The best way to learn to do this is to get certified in Infant & Child First Aid/CPR/AED. Not only will you learn how to prevent choking and other life-threatening situations, but you will also learn how to help your baby if the worst ever happens.

If you haven’t gotten certified yet, though, here are some basic instructions. First, if your baby is coughing, crying, or making sounds, stay with her and keep an eye on her, but don’t interfere. Wait until she’s cleared the obstruction and call your doctor if you are worried about her breathing.

If she stops making sounds, though, you need to help her with some first aid.

Gravity can help dislodge whatever is blocking your baby’s airway. Place her face down along your forearm, holding her head and jaw in your hand. Tilt her so her head is below her feet. Use your free hand to give five (5) back slaps between her shoulder blades.

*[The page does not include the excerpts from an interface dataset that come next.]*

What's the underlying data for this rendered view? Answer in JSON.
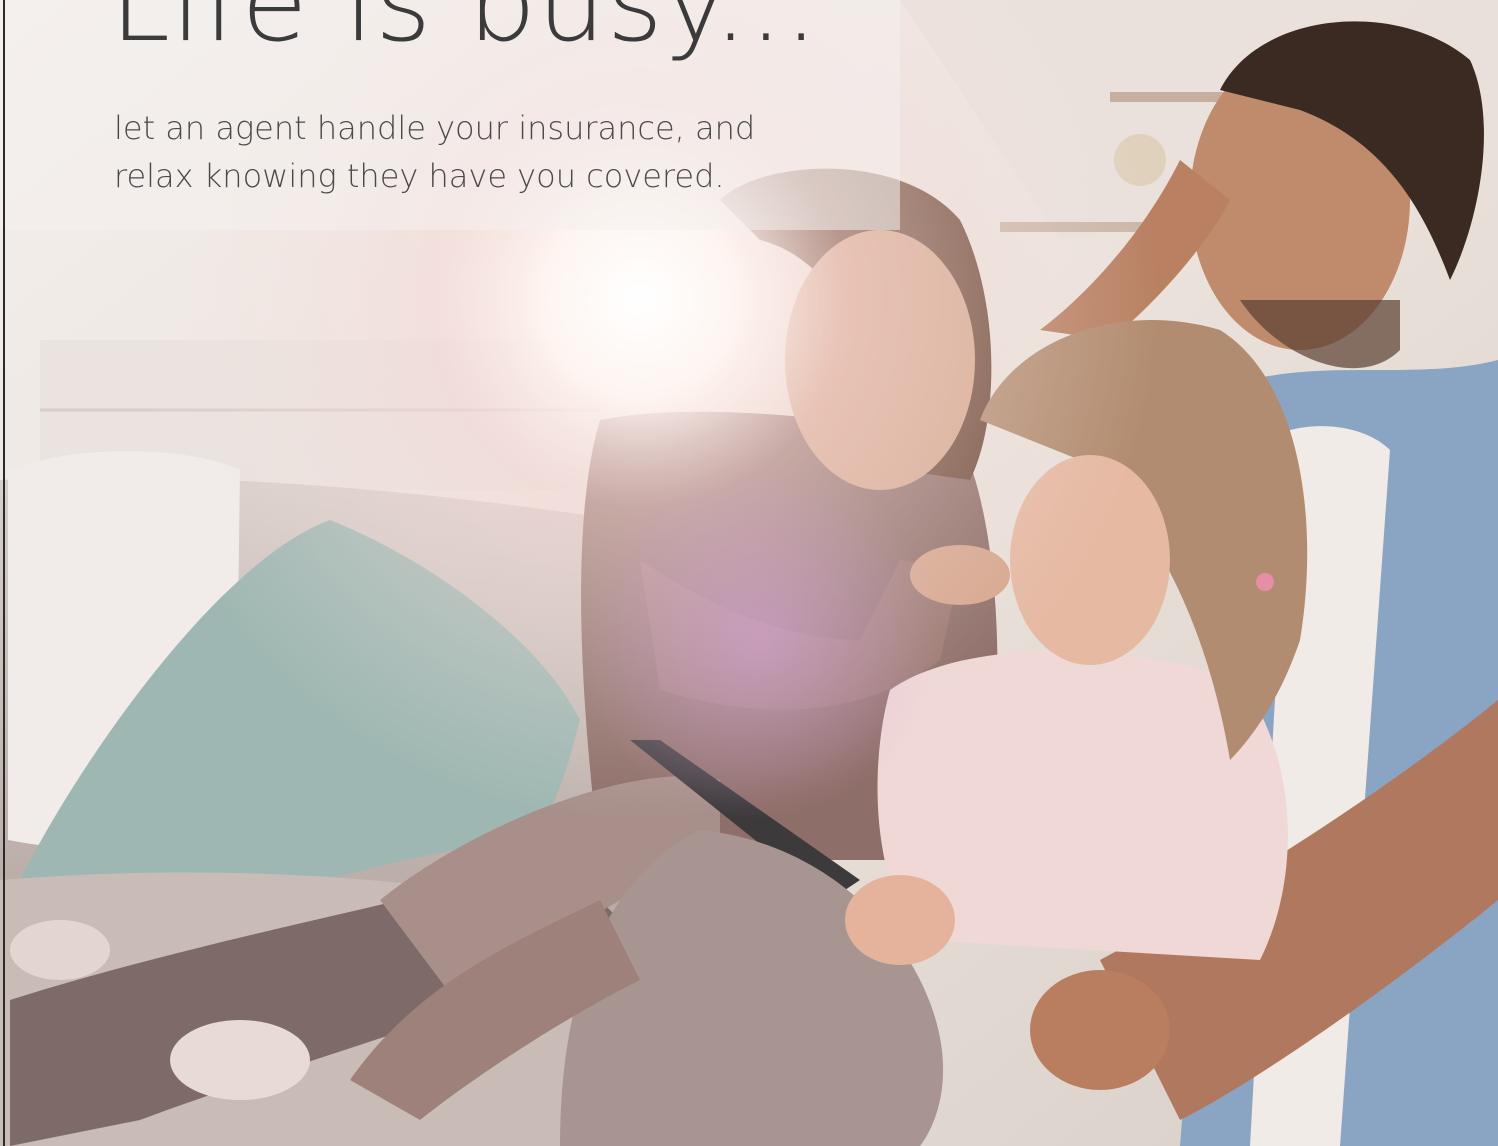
{
  "headline": "Life is busy...",
  "subhead": {
    "line1": "let an agent handle your insurance, and",
    "line2": "relax knowing they have you covered."
  },
  "colors": {
    "text_dark": "#3b3b3b",
    "text_body": "#4a4a4a",
    "background_warm": "#f4efeb",
    "cushion_teal": "#9fb7b2",
    "shirt_blue": "#8aa4c4"
  },
  "photo": {
    "subject": "family-on-sofa-photo"
  }
}
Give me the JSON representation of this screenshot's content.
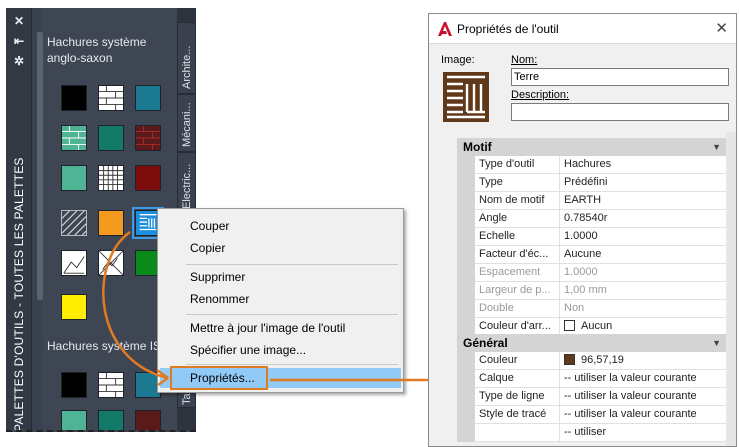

Be careful to keep your fingers up and use just the heel of your hand.

Hopefully, the food or object will pop right out after the first or second slap. You’ll know if you’ve succeeded if she starts crying, coughing, or making breathing sounds.

But if not, try it from the front. Flip her to her back, still tilted down, head supported by your hand. Place (just) two fingers on her breastbone and push up to five times.

Nothing? Flip her face down again for another five backslaps. Then try the chest compressions again, five times. Repeat this until you’ve done five sessions of five on the back and five on the front.

If she passes out and doesn’t respond to shouting, call for help. If someone is with you, start CPR while they call 9-1-1. Perform 30 chest pushes (two fingers on the breastbone as above) and 2 breaths, cycled over and over until help arrives.

Each time you give breaths, check the mouth to see if you can sweep the food or object out, because CPR sometimes dislodge the object. If no one is around to call 9-1-1, stop after 5 sets of CPR, call 9-1-1, and then restart as soon as possible.

Every parent should get certified in Infant & Child First Aid/CPR/AED, because you never know when your child will need your help.

Gordon Gillis is a Board Certified safety expert with 20 years of experience in risk reducaiton serving businesses and residents of Maui COunty. You can register for a class at Safety Services Hawaii, an authorized training provider of Red Cross Programs in Maui County at